A: Penn has institutional relationships—some very longstanding—with 17 different universities in Mainland China, many of which are China’s most elite. We do not partner with any single Chinese university. The Center functions as an independent platform to support these relationships as well as facilitate the development of new relationships with leading Chinese institutions.
Q: How does the Penn Wharton China Center advance Penn’s collaborative relationships globally?
A: The Center is a nexus of global engagement for alumni and friends of the University throughout Greater China, East Asia, and the rest of the world, serving an important role in developing global leaders.
Q: Do Penn and Wharton organize events in Chinese cities beyond Beijing?
A: We frequently hold events and support collaborations elsewhere throughout Greater China, especially in conjunction with local partners and alumni clubs—and will continue to do so.
Q: Does the Penn Wharton China Center offer degree programs?
A: No, there are no plans to offer degree programs in China under the aegis of Penn, the Wharton School, or the Center.
Q: Does the center help students gain admission into Wharton?
A: The center is not involved in admissions activities. At Penn, undergraduate admissions (for bachelor’s degree programs) are handled by Penn’s Office of Undergraduate Admissions, while each of Penn’s 12 graduate schools have their own admissions departments. To learn more about undergraduate and graduate admissions, visit the Penn Admissions page.
Q: How many students from China attend Penn and Wharton each year?
A: The numbers are on an upward trend. Wharton’s first degree holder from China was Mr. Chen Guangfu (K.P. Chen) who graduated in 1906. We now have approximately 79 Chinese students in our MBA program and 82 in our undergraduate program. In 2014, Penn welcomed 1,985 undergraduate, graduate, and non-degree students from China. This is the largest number of Chinese students among Ivy League schools.
Q: How many Penn and Wharton alumni live in China?
A: Wharton has close to 700 alumni who reside in Mainland China, served by alumni clubs in Beijing and Shanghai, and almost 1,800 in all of Greater China, with alumni clubs in Hong Kong and Taipei. All together, Penn’s 12 schools have more than 15,000 alumni in Greater China, with alumni clubs in Beijing, Shanghai, Hong Kong, Taipei, and Singapore. Especially large contingents of alumni are from the School of Medicine, Law School, School of Engineering and Applied Science, School of Arts and Science, School of Design, School of Dental Medicine, and Graduate School of Education.
Q: Is Penn a member of the Ivy League? How does a University become a member of the Ivy League? Does it have to do with annual rankings?
A:Penn is one of the eight American Ivy League schools, and one of the seven Ivy League schools founded even before the United States of America gained national independence. Established as an athletic conference in 1954, the Ivy League has come to be synonymous with academic excellence and highly selective admissions.
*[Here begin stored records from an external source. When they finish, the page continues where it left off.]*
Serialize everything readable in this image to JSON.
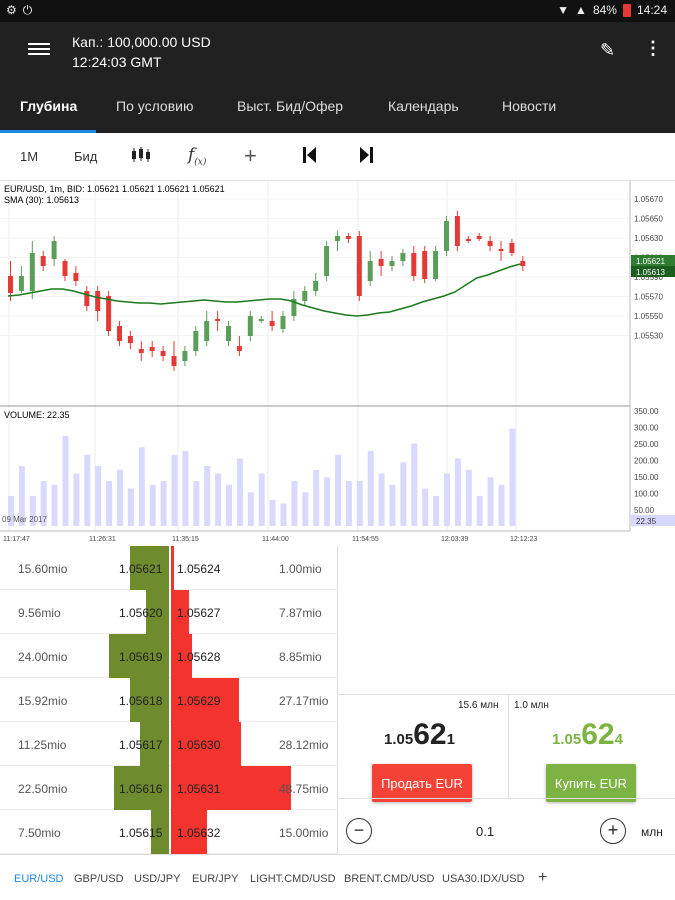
{
  "status_bar": {
    "battery": "84%",
    "time": "14:24"
  },
  "appbar": {
    "capital": "Кап.: 100,000.00 USD",
    "time": "12:24:03 GMT"
  },
  "tabs": [
    "Глубина",
    "По условию",
    "Выст. Бид/Офер",
    "Календарь",
    "Новости"
  ],
  "toolbar": {
    "period": "1M",
    "price_type": "Бид"
  },
  "chart": {
    "info_line1": "EUR/USD, 1m, BID: 1.05621 1.05621 1.05621 1.05621",
    "info_line2": "SMA (30): 1.05613",
    "price_ticks": [
      "1.05670",
      "1.05650",
      "1.05630",
      "1.05610",
      "1.05590",
      "1.05570",
      "1.05550",
      "1.05530"
    ],
    "last_price_tag": "1.05621",
    "sma_tag": "1.05613",
    "volume_label": "VOLUME: 22.35",
    "volume_ticks": [
      "350.00",
      "300.00",
      "250.00",
      "200.00",
      "150.00",
      "100.00",
      "50.00"
    ],
    "volume_tag": "22.35",
    "date_label": "09 Mar 2017",
    "time_ticks": [
      "11:17:47",
      "11:26:31",
      "11:35:15",
      "11:44:00",
      "11:54:55",
      "12:03:39",
      "12:12:23"
    ]
  },
  "order_book": [
    {
      "bid_vol": "15.60mio",
      "bid": "1.05621",
      "ask": "1.05624",
      "ask_vol": "1.00mio",
      "bid_frac": 0.15,
      "ask_frac": 0.01
    },
    {
      "bid_vol": "9.56mio",
      "bid": "1.05620",
      "ask": "1.05627",
      "ask_vol": "7.87mio",
      "bid_frac": 0.09,
      "ask_frac": 0.07
    },
    {
      "bid_vol": "24.00mio",
      "bid": "1.05619",
      "ask": "1.05628",
      "ask_vol": "8.85mio",
      "bid_frac": 0.23,
      "ask_frac": 0.08
    },
    {
      "bid_vol": "15.92mio",
      "bid": "1.05618",
      "ask": "1.05629",
      "ask_vol": "27.17mio",
      "bid_frac": 0.15,
      "ask_frac": 0.26
    },
    {
      "bid_vol": "11.25mio",
      "bid": "1.05617",
      "ask": "1.05630",
      "ask_vol": "28.12mio",
      "bid_frac": 0.11,
      "ask_frac": 0.27
    },
    {
      "bid_vol": "22.50mio",
      "bid": "1.05616",
      "ask": "1.05631",
      "ask_vol": "48.75mio",
      "bid_frac": 0.21,
      "ask_frac": 0.46
    },
    {
      "bid_vol": "7.50mio",
      "bid": "1.05615",
      "ask": "1.05632",
      "ask_vol": "15.00mio",
      "bid_frac": 0.07,
      "ask_frac": 0.14
    }
  ],
  "trade": {
    "sell_vol": "15.6 млн",
    "buy_vol": "1.0 млн",
    "sell_price_prefix": "1.05",
    "sell_price_big": "62",
    "sell_price_suffix": "1",
    "buy_price_prefix": "1.05",
    "buy_price_big": "62",
    "buy_price_suffix": "4",
    "sell_label": "Продать EUR",
    "buy_label": "Купить EUR",
    "amount": "0.1",
    "unit": "млн"
  },
  "symbols": [
    "EUR/USD",
    "GBP/USD",
    "USD/JPY",
    "EUR/JPY",
    "LIGHT.CMD/USD",
    "BRENT.CMD/USD",
    "USA30.IDX/USD"
  ],
  "colors": {
    "bid_green": "#6e8b2d",
    "ask_red": "#f2332e",
    "sell_btn": "#f44336",
    "buy_btn": "#7cb342",
    "accent": "#1e88e5"
  }
}
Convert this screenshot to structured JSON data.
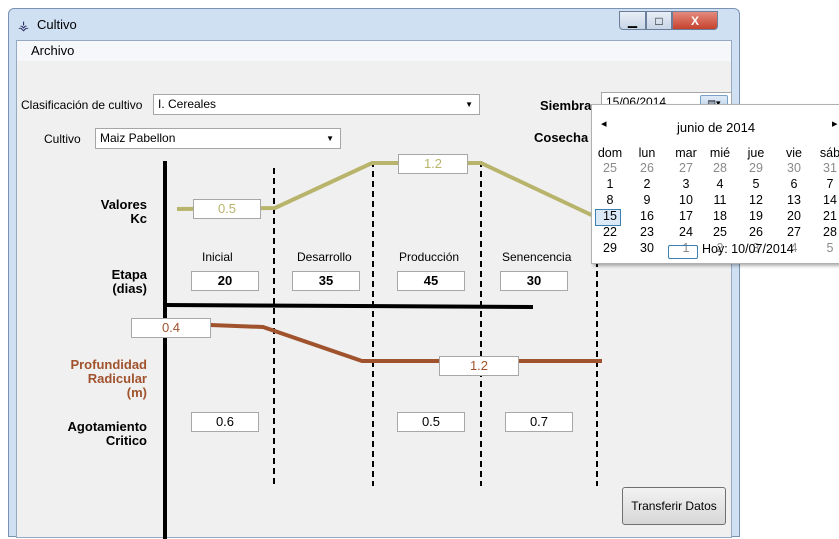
{
  "window": {
    "title": "Cultivo",
    "close_label": "X"
  },
  "menu": {
    "archivo": "Archivo"
  },
  "form": {
    "clasificacion_label": "Clasificación de cultivo",
    "clasificacion_value": "I. Cereales",
    "cultivo_label": "Cultivo",
    "cultivo_value": "Maiz Pabellon",
    "siembra_label": "Siembra",
    "siembra_value": "15/06/2014",
    "cosecha_label": "Cosecha"
  },
  "chart": {
    "kc_label_1": "Valores",
    "kc_label_2": "Kc",
    "kc_values": [
      "0.5",
      "1.2"
    ],
    "etapa_label_1": "Etapa",
    "etapa_label_2": "(dias)",
    "stages": [
      {
        "name": "Inicial",
        "days": "20"
      },
      {
        "name": "Desarrollo",
        "days": "35"
      },
      {
        "name": "Producción",
        "days": "45"
      },
      {
        "name": "Senencencia",
        "days": "30"
      }
    ],
    "prof_label_1": "Profundidad",
    "prof_label_2": "Radicular",
    "prof_label_3": "(m)",
    "root_values": [
      "0.4",
      "1.2"
    ],
    "agot_label_1": "Agotamiento",
    "agot_label_2": "Critico",
    "agot_values": [
      "0.6",
      "0.5",
      "0.7"
    ],
    "kc_color": "#b9b46c",
    "root_color": "#a0522d"
  },
  "button": {
    "transfer": "Transferir Datos"
  },
  "calendar": {
    "month_title": "junio de 2014",
    "prev": "◂",
    "next": "▸",
    "day_headers": [
      "dom",
      "lun",
      "mar",
      "mié",
      "jue",
      "vie",
      "sáb"
    ],
    "weeks": [
      [
        "25",
        "26",
        "27",
        "28",
        "29",
        "30",
        "31"
      ],
      [
        "1",
        "2",
        "3",
        "4",
        "5",
        "6",
        "7"
      ],
      [
        "8",
        "9",
        "10",
        "11",
        "12",
        "13",
        "14"
      ],
      [
        "15",
        "16",
        "17",
        "18",
        "19",
        "20",
        "21"
      ],
      [
        "22",
        "23",
        "24",
        "25",
        "26",
        "27",
        "28"
      ],
      [
        "29",
        "30",
        "1",
        "2",
        "3",
        "4",
        "5"
      ]
    ],
    "selected": "15",
    "today": "Hoy: 10/07/2014"
  }
}
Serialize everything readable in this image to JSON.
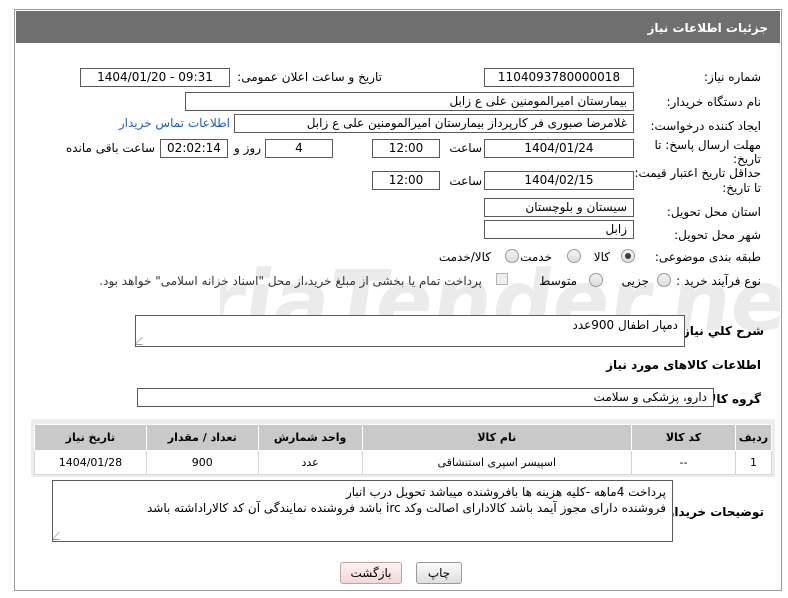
{
  "page": {
    "title": "جزئیات اطلاعات نیاز"
  },
  "fields": {
    "need_number": {
      "label": "شماره نیاز:",
      "value": "1104093780000018"
    },
    "announce_datetime": {
      "label": "تاریخ و ساعت اعلان عمومی:",
      "value": "1404/01/20 - 09:31"
    },
    "buyer_org": {
      "label": "نام دستگاه خریدار:",
      "value": "بیمارستان امیرالمومنین علی  ع  زابل"
    },
    "requester": {
      "label": "ایجاد کننده درخواست:",
      "value": "غلامرضا صبوری فر کارپرداز بیمارستان امیرالمومنین علی  ع  زابل",
      "contact_link": "اطلاعات تماس خریدار"
    },
    "reply_deadline": {
      "label_line1": "مهلت ارسال پاسخ: تا",
      "label_line2": "تاریخ:",
      "date": "1404/01/24",
      "time_label": "ساعت",
      "time": "12:00",
      "days": "4",
      "days_label": "روز و",
      "remaining": "02:02:14",
      "remaining_label": "ساعت باقی مانده"
    },
    "price_validity": {
      "label_line1": "حداقل تاریخ اعتبار قیمت:",
      "label_line2": "تا تاریخ:",
      "date": "1404/02/15",
      "time_label": "ساعت",
      "time": "12:00"
    },
    "province": {
      "label": "استان محل تحویل:",
      "value": "سیستان و بلوچستان"
    },
    "city": {
      "label": "شهر محل تحویل:",
      "value": "زابل"
    },
    "category": {
      "label": "طبقه بندی موضوعی:",
      "options": [
        "کالا",
        "خدمت",
        "کالا/خدمت"
      ],
      "selected": "کالا"
    },
    "process_type": {
      "label": "نوع فرآیند خرید :",
      "options": [
        "جزیی",
        "متوسط"
      ],
      "selected": "",
      "payment_note": "پرداخت تمام یا بخشی از مبلغ خرید،از محل \"اسناد خزانه اسلامی\" خواهد بود."
    }
  },
  "description": {
    "label": "شرح کلي نياز:",
    "value": "دمپار اطفال 900عدد"
  },
  "items_section": {
    "title": "اطلاعات کالاهای مورد نیاز",
    "group_label": "گروه کالا:",
    "group_value": "دارو، پزشکی و سلامت",
    "columns": [
      "ردیف",
      "کد کالا",
      "نام کالا",
      "واحد شمارش",
      "تعداد / مقدار",
      "تاریخ نیاز"
    ],
    "rows": [
      [
        "1",
        "--",
        "اسپیسر اسپری استنشاقی",
        "عدد",
        "900",
        "1404/01/28"
      ]
    ]
  },
  "buyer_notes": {
    "label": "توضیحات خریدار:",
    "line1": "پرداخت 4ماهه -کلیه هزینه ها بافروشنده میباشد تحویل درب انبار",
    "line2": "فروشنده دارای مجوز آیمد باشد کالادارای اصالت وکد irc باشد فروشنده نمایندگی آن کد کالاراداشته باشد"
  },
  "buttons": {
    "print": "چاپ",
    "back": "بازگشت"
  },
  "watermark": {
    "text": "AriaTender.neT"
  },
  "colors": {
    "titlebar": "#6f6f6f",
    "link": "#1f5fbf",
    "table_header": "#c9c9c9",
    "back_button": "#f1d6d6"
  }
}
While all eight Ivy League schools consistently rank among the top 20 universities and colleges in America—and among the top universities worldwide— annual rankings are separate from Ivy League membership. For historical reasons, the eight school members in the Ivy League have never changed, but the term “Ivy Plus” is often used to include other elite schools in the United States, including Stanford and MIT.
Q: Is Penn operated by a state government or is it a private institution?
A: The University of Pennsylvania (“Penn”) is a private institution in Philadelphia, Pennsylvania, founded in 1740—not to be confused with Pennsylvania State University (“Penn State”) which is a public institution located in State College, Pennsylvania.
Q: Is Penn really America’s first university?
A: It really is. Please visit the University History page if you are interested in learning more.